Maryland’s Tourism Industry Is Leading The Way In The Fight Against Climate Change article Maryland is Leading Theway In Thefight Against Climate Cooling The Maryland Tourism Industry In The Making.
The state has been among the top 5 states for tourism in the past two decades, and the number of people who visit the Maryland area each year is up nearly 30% from 20 years ago.
In the last 10 years, Maryland has also seen an explosion in the number and size of outdoor-related businesses.
That trend is in part thanks to a strong tourism industry, which has become the most valuable source of income in the state’s economy.
For instance, the Tourism Industry Association of Maryland estimates that Maryland’s business-to-business economy in 2020, which is expected to generate $7.3 billion in revenue, will grow to $21.4 billion.
For the first time in history, Maryland’s economic impact from tourism will increase faster than the rest of the country, the state said in a recent report.
Maryland’s industry has also developed a new approach to managing its environmental footprint, which the state has said is key to keeping its tourism economy viable.
A number of environmental factors are driving Maryland’s recent tourism boom, from a strong and growing population, to a growing number of tourists visiting from the Southeast.
The Tourism Industry and Economic Development Association (TIAD) says the state is in a position to make a major contribution to the fight against climate change, and it has a plan to do that.
“We’ve done a lot of work in the last few years, and we’re going to continue to do it,” said Steve Lefkowitz, the group’s executive director.
“The big question is how are we going to do this in the coming decades.”
The group has partnered with the state Department of Natural Resources (DNR) and the National Park Service (NPS) to develop a plan for the state to reduce its greenhouse gas emissions, and to do so through a variety of tools.
The group will work with stakeholders, including tourism, the environment, and state agencies, to come up with the most sustainable ways to reduce greenhouse gas pollution.
It will also help the state plan for a transition to a clean energy future, Lefkyo told reporters.
The new plan will include “renewable energy, green buildings, energy efficiency, and sustainability,” and will also “help businesses manage their environmental footprint and reduce their emissions.”
Lefkos will be speaking about the plan at a town hall meeting on Tuesday night at the Maryland State House.
A report from the TIAD found that Maryland ranked 11th in the nation for the number, type and size and 11th for the percentage of its gross domestic product that was generated from tourism in 2016.
Maryland has more than 40% of its economy from tourism.
Maryland ranked second in the country in the percentage that was from tourism for the second year in a row.
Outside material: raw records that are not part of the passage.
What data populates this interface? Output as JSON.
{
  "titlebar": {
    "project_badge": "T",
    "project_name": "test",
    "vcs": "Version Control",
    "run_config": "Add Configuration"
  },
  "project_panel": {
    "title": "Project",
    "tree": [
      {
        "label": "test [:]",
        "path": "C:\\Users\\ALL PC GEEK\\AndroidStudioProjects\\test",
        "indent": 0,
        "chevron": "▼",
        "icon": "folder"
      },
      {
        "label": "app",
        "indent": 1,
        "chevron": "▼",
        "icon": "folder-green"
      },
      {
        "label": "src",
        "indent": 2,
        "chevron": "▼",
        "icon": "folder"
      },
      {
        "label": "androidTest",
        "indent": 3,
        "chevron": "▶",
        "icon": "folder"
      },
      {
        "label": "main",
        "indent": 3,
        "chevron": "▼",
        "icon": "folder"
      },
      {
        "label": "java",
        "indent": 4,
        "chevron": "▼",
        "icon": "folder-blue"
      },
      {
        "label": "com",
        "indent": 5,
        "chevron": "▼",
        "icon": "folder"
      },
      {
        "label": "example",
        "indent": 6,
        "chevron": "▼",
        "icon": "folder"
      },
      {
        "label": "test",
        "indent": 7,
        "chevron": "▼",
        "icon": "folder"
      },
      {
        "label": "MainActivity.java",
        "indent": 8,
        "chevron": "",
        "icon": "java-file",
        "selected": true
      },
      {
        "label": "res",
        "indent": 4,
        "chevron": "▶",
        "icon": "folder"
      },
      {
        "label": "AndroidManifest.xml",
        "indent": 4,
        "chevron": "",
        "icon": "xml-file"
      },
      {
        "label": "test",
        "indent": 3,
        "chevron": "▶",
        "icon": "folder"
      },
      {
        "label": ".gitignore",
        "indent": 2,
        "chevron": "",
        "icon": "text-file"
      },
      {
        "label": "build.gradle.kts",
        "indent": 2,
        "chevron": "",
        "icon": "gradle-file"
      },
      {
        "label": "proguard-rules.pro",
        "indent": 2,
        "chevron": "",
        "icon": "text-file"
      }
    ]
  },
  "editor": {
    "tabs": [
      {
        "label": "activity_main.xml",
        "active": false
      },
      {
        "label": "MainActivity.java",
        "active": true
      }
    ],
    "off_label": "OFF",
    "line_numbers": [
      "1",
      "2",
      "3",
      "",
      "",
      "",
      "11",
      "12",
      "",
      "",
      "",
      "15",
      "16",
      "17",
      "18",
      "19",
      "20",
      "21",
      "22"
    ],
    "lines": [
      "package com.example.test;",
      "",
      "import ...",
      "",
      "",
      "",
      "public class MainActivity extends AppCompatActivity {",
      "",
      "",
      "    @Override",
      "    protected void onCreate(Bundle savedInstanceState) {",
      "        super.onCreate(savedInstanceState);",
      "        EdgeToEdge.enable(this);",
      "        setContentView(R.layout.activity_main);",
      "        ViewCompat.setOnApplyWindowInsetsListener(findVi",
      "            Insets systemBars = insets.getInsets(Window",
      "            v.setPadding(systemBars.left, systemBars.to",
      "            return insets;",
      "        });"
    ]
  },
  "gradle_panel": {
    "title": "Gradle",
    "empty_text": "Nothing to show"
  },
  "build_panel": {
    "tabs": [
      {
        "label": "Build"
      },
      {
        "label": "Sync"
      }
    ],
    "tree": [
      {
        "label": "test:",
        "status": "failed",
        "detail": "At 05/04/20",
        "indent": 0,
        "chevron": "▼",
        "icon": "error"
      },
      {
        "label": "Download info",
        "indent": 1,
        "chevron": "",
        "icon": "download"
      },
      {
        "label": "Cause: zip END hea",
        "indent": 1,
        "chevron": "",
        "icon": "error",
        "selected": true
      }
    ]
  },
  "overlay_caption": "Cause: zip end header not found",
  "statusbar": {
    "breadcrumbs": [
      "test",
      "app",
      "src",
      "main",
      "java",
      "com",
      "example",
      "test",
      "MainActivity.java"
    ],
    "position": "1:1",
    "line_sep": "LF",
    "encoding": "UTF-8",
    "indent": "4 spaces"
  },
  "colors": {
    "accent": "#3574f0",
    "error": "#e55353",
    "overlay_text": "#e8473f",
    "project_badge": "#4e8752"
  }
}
The industry has developed a number of strategies to minimize its environmental impact, and they are being implemented at a pace that is faster than anywhere else in the United States.
The plan calls for the creation of a state-wide “sustainable tourism” plan, which will be a collaborative effort between the state, the NPS, the Maryland Department of Transportation, the National Weather Service and other entities, to develop strategies to improve the sustainability of Maryland’s natural resources.
It also calls for an “active plan for climate-smart energy production,” including efforts to integrate solar, wind, geothermal, bioenergy, hydroelectric, tidal, geotechnical and other technologies into the power grid.
A study by the Institute for Energy Economics and Financial Analysis (IERFA) found that the state could meet its energy needs for the next 50 years if the state and the U.S. are to keep its climate-friendly climate goals, but it expects to see its overall greenhouse gas emission reductions from energy consumption to rise to 9% by 2030, up from 6% in 2020.
“With the growth of tourism, it is very much a part of our overall energy supply,” Lefko said.
“Our demand for energy, our need for energy is increasing.”
The industry also expects to develop policies to mitigate future increases in emissions from natural resources, including new regulations that will require the use of “safer, more efficient and cost-effective energy sources” to reduce emissions.
In an effort to keep up with demand for tourism, state officials have launched a tourism strategy that aims to grow tourism to $20 billion in the next 25 years.
In addition to reducing emissions, the strategy includes a plan that includes a host of renewable energy solutions that are being developed through the Maryland Energy Resources Office.
One of those initiatives, the Towson Renewable Energy Center, will be the largest solar array in the world by generating enough electricity to power a city of 2 million people, according to the Towsons Renewable Solar